A Palestinian TV reporter faces charges of insulting a public figure after being tagged in a Facebook photo that ridicules the Palestinian Authority president, highlighting how social networks can just as easily be used to repress dissent as they can to aid it.
Mamdouh Hamamreh, a correspondent for Palestinian television station Al-Quds, was detained in September after he was tagged in an image of Palestinian Authority President Mahmoud Abbas next to a picture of a Syrian actor who played a spy in a popular Arab television show, English-language Israeli paper The Jerusalem Post reports. The implication of the image is that Abbas is a traitor.
Hamamreh, who has since been released, told the Associated Press on Saturday that his prosecutors have set his first court date for next month. It’s worth noting that his TV station is sympathetic to militant Islamic group Hamas, which opposes Abbas’s Palestinian Authority. Prosecutors say Hamamreh posted the image, but Hamamreh says he had nothing to do with it.
The arrest highlights how social networks can be double-edged swords when it comes to free speech. While it’s easy to point to conflicts in which social networks have played a critical role in aiding dissent like the Iran election protests last year and the recent overthrow of Tunisia’s corrupt government, repressive governments also use them to monitor and quell dissent.

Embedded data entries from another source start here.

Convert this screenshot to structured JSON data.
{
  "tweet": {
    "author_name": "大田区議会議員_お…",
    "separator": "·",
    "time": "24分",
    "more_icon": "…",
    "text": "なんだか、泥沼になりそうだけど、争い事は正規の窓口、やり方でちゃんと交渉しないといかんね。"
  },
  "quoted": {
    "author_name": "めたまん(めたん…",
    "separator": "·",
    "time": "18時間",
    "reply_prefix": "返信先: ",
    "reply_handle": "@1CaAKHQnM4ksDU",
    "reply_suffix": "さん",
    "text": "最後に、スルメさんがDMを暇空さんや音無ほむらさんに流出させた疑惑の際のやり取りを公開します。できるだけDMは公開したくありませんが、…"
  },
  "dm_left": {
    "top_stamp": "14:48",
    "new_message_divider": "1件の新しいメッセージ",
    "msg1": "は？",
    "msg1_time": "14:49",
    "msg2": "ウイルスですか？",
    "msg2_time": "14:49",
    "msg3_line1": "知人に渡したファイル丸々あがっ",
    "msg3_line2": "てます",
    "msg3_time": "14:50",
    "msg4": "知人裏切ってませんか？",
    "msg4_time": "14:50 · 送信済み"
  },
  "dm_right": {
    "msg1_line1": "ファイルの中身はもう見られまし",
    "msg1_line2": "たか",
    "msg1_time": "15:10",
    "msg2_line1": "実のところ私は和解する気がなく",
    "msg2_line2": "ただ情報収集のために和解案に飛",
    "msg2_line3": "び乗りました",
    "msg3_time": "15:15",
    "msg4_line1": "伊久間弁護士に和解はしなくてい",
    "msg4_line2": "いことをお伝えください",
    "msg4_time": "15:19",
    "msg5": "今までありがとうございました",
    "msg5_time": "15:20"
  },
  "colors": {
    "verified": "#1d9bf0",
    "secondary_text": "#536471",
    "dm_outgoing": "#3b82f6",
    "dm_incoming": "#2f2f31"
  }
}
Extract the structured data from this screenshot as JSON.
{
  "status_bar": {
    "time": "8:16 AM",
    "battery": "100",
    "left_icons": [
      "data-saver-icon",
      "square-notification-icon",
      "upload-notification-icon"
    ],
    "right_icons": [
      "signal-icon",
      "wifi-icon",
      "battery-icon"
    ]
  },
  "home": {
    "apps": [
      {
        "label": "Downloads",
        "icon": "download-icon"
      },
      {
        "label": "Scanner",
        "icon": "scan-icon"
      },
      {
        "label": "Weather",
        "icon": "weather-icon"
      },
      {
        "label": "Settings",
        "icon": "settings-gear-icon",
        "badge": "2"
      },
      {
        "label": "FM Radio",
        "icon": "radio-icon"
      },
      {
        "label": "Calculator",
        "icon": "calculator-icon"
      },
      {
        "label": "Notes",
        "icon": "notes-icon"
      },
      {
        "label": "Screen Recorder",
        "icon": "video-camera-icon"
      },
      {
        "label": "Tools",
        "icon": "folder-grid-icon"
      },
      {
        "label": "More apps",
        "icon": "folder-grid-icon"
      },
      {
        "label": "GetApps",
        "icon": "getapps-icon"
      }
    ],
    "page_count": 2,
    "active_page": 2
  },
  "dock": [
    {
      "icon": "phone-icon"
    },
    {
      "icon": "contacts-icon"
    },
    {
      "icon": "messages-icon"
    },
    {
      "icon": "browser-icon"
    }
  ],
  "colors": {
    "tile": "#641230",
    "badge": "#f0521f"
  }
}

Bloggers in repressive countries were once largely permitted to write about topics that traditional media didn’t dare broach, but as their influence increased they started to be harassed and in some cases arrested by their governments. It wouldn’t surprise us if a similar story continues to emerge from social network use.